On one hand, the Momii resignation letter scandal is a matter between the president of NHK and members of its executive board, not between a regular employer and employees, so labor law does not directly apply. On the other hand, Article 362 of the Corporation Law stipulates that executive board members are responsible for supervising important duties of the board, including those of the board’s chairperson. Members of the board thus have the ability to pass a resolution to remove the chair. NHK is technically a special quasi-governmental corporation (tokushu hōjin) so the titles of its board are different, but the law applies analogously. Momii’s move to force board members to submit undated resignations for him to hold over them while he submits no such letter to them is therefore tantamount to a declaration of dictatorship at NHK.

Momii formerly served as president at Unisys Japan and in executive positions at Mitsui & Co. He says that his demand for and withholding of the resignation letters is commonplace in the business world, and perhaps that is true in the sense that the illegal actions of large Japanese firms often go unchallenged.

His comment reminds me of an old joke haiku written by TV personality and actor-director “Beat” Takeshi Kitano: “Aka shingo / Minna de watareba / Kowakunai” (“Red lights are not scary if we all cross at the same time”). Clearly Momii is appealing to the same principle when he defends his actions as “common practice.”

Momii apparently cares more about the social acceptance than the ethics of his actions. He seems to be suggesting that his behavior is acceptable simply because it is commonly done. If the new NHK chief is allowed to get away with this line of reasoning, what is now an individual case focused on Momii will set a precedent that should concern us all.

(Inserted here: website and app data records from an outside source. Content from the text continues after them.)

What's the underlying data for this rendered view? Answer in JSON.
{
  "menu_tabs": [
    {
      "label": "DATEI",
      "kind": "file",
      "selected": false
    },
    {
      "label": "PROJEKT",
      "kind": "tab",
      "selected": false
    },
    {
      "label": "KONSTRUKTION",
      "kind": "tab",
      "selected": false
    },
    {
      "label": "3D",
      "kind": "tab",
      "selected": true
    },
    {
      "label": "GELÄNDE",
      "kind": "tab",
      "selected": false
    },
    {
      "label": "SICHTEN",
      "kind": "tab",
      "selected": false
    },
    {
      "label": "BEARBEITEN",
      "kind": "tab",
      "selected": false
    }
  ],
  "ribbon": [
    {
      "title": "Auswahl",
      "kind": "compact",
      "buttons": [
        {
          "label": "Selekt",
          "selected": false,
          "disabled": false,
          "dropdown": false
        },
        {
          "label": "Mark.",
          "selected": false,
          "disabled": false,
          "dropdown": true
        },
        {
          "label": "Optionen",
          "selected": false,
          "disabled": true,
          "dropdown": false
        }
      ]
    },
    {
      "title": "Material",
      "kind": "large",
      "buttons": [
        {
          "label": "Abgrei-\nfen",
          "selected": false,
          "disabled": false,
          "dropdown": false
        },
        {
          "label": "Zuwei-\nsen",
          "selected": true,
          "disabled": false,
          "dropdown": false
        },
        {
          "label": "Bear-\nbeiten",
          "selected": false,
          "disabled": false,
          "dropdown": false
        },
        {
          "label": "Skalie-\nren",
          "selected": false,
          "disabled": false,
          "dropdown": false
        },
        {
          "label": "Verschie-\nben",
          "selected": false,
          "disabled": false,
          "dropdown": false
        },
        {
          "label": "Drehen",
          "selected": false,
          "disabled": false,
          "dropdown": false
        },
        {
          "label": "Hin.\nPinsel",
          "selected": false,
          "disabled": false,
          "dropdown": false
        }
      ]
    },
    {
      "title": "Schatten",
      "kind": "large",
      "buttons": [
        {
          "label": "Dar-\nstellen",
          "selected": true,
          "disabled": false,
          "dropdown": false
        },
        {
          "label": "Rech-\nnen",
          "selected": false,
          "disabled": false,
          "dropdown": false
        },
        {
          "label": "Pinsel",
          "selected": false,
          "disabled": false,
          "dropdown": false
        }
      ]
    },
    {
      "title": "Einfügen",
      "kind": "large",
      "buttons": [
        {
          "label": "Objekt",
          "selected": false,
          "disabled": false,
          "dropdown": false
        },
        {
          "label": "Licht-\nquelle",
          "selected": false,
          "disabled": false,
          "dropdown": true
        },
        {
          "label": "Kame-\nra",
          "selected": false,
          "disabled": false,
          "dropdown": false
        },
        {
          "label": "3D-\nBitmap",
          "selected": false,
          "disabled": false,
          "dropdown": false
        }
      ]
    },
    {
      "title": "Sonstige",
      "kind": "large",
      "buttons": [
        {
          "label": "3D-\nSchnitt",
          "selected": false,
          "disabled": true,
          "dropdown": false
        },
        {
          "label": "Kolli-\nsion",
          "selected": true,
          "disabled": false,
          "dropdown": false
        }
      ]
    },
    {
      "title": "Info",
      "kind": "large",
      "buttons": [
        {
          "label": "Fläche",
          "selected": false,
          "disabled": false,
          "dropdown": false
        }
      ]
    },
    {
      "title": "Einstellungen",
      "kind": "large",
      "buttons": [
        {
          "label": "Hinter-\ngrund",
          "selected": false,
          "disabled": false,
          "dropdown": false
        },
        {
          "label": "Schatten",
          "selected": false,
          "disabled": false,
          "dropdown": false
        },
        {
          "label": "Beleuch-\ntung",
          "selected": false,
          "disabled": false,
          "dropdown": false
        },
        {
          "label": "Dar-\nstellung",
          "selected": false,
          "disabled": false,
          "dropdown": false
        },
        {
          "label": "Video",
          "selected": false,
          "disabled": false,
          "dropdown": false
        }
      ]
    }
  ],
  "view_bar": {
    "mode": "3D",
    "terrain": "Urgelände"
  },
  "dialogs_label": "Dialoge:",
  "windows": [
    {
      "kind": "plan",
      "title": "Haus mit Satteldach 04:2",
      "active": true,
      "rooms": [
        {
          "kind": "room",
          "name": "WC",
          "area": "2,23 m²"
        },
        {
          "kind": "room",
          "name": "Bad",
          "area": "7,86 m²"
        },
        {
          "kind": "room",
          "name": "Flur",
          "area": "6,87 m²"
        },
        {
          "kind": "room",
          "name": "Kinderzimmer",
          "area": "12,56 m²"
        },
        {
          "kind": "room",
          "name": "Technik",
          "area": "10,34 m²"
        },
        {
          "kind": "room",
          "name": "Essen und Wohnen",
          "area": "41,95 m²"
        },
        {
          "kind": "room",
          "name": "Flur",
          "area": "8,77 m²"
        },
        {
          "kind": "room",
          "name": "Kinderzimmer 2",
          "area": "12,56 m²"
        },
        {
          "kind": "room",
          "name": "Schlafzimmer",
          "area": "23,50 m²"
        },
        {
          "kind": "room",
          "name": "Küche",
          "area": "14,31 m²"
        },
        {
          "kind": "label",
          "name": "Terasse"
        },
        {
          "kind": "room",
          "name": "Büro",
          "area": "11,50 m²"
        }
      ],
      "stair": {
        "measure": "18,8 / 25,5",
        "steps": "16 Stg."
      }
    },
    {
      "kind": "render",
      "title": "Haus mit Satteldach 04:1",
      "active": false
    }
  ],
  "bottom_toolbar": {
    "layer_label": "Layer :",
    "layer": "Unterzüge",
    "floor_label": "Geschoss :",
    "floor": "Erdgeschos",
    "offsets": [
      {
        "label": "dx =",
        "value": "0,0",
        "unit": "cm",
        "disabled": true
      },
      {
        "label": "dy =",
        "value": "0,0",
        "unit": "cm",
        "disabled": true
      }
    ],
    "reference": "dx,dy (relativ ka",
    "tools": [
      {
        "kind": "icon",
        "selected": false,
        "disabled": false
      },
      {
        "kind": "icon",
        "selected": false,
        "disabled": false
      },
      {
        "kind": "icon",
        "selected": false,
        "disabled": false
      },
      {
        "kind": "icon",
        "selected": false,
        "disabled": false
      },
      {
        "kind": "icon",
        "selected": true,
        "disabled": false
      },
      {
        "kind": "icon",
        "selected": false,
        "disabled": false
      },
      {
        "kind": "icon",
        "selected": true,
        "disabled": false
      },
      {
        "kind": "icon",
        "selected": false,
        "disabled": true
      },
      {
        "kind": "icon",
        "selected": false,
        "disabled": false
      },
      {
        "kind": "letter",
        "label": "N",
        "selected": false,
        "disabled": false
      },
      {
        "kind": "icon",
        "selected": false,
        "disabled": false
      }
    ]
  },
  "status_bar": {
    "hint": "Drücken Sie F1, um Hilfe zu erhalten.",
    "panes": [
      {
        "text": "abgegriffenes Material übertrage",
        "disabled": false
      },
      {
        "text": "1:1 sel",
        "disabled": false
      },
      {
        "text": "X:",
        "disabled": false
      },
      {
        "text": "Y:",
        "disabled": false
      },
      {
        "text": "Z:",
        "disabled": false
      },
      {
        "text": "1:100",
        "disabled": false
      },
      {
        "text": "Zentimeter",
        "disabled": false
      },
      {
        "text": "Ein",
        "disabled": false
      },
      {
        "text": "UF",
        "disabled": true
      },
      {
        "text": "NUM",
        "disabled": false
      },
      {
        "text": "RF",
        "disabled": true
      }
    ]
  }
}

Hifumi Okunuki teaches at Sagami Women’s University and serves as executive president of Tozen Union (Zenkoku Ippan Tokyo General Union). She can be reached at tozen.okunuki@gmail.com. On the second Thursday of each month, Hifumi looks at cases in Japan’s legal history to illustrate important principles in labor law. Comments: community@japantimes.co.jp